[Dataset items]

#####

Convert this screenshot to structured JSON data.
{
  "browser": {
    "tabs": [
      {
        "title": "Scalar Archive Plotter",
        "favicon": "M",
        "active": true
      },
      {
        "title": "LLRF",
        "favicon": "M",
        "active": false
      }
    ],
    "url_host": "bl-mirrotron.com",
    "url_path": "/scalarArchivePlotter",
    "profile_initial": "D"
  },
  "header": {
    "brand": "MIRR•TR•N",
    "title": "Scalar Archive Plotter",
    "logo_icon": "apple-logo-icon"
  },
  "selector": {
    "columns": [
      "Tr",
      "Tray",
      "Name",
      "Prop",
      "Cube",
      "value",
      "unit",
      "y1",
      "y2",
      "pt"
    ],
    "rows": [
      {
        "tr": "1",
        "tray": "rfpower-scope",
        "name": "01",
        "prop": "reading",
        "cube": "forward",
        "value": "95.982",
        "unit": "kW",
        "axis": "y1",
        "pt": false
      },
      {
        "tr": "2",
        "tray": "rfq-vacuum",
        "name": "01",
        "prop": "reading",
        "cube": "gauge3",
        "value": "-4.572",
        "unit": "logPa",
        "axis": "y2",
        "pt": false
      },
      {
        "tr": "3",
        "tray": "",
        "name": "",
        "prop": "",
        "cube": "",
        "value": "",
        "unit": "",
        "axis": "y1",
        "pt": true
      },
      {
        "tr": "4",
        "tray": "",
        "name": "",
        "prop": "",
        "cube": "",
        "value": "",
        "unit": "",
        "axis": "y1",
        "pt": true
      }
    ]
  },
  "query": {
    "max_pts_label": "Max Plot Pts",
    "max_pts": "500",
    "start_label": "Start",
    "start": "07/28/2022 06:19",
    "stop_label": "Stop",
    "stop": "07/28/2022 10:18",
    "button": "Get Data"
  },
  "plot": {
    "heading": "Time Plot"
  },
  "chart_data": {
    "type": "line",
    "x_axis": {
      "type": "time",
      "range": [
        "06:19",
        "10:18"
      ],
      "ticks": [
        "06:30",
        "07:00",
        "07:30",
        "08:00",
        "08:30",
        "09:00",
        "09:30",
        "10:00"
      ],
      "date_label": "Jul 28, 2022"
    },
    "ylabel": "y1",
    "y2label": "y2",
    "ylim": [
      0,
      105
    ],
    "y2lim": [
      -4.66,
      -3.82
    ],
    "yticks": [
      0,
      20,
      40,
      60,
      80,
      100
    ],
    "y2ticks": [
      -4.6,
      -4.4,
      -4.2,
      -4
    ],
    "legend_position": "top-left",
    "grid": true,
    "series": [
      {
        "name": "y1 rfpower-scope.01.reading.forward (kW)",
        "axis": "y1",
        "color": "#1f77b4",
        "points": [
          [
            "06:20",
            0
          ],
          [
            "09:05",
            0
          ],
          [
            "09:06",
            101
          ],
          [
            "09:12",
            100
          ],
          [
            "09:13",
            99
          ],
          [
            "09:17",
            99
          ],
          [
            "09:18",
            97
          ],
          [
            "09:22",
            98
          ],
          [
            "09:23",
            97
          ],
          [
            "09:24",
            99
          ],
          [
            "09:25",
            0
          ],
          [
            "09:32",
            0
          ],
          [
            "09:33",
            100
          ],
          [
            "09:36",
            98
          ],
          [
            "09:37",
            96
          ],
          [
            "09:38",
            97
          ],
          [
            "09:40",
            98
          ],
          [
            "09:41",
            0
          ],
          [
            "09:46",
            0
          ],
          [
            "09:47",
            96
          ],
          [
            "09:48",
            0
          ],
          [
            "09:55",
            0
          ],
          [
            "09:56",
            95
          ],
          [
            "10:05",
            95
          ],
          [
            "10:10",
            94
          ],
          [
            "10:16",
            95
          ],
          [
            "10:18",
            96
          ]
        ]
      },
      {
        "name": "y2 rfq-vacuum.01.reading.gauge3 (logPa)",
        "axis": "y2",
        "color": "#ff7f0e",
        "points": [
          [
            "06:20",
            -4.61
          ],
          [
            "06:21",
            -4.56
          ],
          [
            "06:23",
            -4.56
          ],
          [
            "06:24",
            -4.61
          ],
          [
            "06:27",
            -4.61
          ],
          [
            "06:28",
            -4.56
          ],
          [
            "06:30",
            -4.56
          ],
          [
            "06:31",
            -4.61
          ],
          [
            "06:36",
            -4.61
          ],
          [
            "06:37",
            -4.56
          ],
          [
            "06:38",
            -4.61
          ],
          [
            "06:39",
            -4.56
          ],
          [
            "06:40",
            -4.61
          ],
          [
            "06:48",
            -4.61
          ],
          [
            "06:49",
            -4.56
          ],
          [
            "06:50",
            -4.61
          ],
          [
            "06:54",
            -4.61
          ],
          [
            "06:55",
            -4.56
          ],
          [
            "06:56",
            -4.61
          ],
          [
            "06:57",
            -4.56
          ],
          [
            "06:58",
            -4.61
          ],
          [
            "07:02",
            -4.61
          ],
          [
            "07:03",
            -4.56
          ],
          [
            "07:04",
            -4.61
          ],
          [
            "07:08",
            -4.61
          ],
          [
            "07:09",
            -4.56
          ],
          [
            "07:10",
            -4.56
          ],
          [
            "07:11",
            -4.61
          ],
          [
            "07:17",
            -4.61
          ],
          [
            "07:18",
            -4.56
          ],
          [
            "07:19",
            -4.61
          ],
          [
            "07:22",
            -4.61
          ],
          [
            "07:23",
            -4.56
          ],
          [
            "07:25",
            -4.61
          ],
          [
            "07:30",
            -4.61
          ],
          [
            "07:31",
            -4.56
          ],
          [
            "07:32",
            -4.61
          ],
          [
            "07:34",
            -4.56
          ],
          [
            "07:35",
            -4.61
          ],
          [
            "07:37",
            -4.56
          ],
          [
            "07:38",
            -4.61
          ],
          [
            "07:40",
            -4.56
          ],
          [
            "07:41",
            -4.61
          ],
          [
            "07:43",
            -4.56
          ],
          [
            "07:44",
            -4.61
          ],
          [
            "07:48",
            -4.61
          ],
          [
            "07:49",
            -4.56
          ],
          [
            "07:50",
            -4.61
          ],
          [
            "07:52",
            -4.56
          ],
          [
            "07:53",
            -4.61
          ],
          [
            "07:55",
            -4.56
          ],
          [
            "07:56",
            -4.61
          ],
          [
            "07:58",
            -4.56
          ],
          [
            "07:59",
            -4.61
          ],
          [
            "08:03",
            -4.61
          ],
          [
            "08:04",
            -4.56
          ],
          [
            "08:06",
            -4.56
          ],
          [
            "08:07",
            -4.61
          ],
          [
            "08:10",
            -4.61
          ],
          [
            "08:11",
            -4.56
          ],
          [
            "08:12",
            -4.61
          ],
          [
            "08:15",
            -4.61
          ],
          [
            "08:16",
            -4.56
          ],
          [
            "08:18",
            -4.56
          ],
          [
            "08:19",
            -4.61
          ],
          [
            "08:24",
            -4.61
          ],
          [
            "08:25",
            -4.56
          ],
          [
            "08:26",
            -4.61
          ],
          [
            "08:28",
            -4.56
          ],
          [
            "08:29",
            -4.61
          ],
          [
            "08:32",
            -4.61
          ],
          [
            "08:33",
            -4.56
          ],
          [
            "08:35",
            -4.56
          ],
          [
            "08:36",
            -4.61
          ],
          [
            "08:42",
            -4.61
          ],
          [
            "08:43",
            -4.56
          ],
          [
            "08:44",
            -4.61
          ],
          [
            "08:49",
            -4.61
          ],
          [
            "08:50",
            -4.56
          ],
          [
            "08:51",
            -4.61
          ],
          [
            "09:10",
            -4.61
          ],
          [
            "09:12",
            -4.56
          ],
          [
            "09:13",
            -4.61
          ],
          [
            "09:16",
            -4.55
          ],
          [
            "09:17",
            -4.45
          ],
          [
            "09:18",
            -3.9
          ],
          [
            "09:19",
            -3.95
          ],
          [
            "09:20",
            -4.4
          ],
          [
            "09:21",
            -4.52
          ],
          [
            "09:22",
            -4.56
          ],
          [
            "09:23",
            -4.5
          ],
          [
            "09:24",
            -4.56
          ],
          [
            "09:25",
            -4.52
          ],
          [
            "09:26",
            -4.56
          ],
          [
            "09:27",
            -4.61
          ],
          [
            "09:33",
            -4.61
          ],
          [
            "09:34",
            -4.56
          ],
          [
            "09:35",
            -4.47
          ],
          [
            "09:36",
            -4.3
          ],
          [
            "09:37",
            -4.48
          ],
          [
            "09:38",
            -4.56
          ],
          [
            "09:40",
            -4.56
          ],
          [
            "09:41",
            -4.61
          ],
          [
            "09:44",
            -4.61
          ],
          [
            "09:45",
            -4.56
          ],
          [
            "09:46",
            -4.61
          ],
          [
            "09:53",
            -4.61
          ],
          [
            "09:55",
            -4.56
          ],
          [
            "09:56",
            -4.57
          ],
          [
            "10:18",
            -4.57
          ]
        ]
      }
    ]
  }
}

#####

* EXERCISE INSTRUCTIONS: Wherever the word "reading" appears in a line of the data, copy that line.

* REPLY:
        "prop": "reading",
        "prop": "reading",
        "name": "y1 rfpower-scope.01.reading.forward (kW)",
        "name": "y2 rfq-vacuum.01.reading.gauge3 (logPa)",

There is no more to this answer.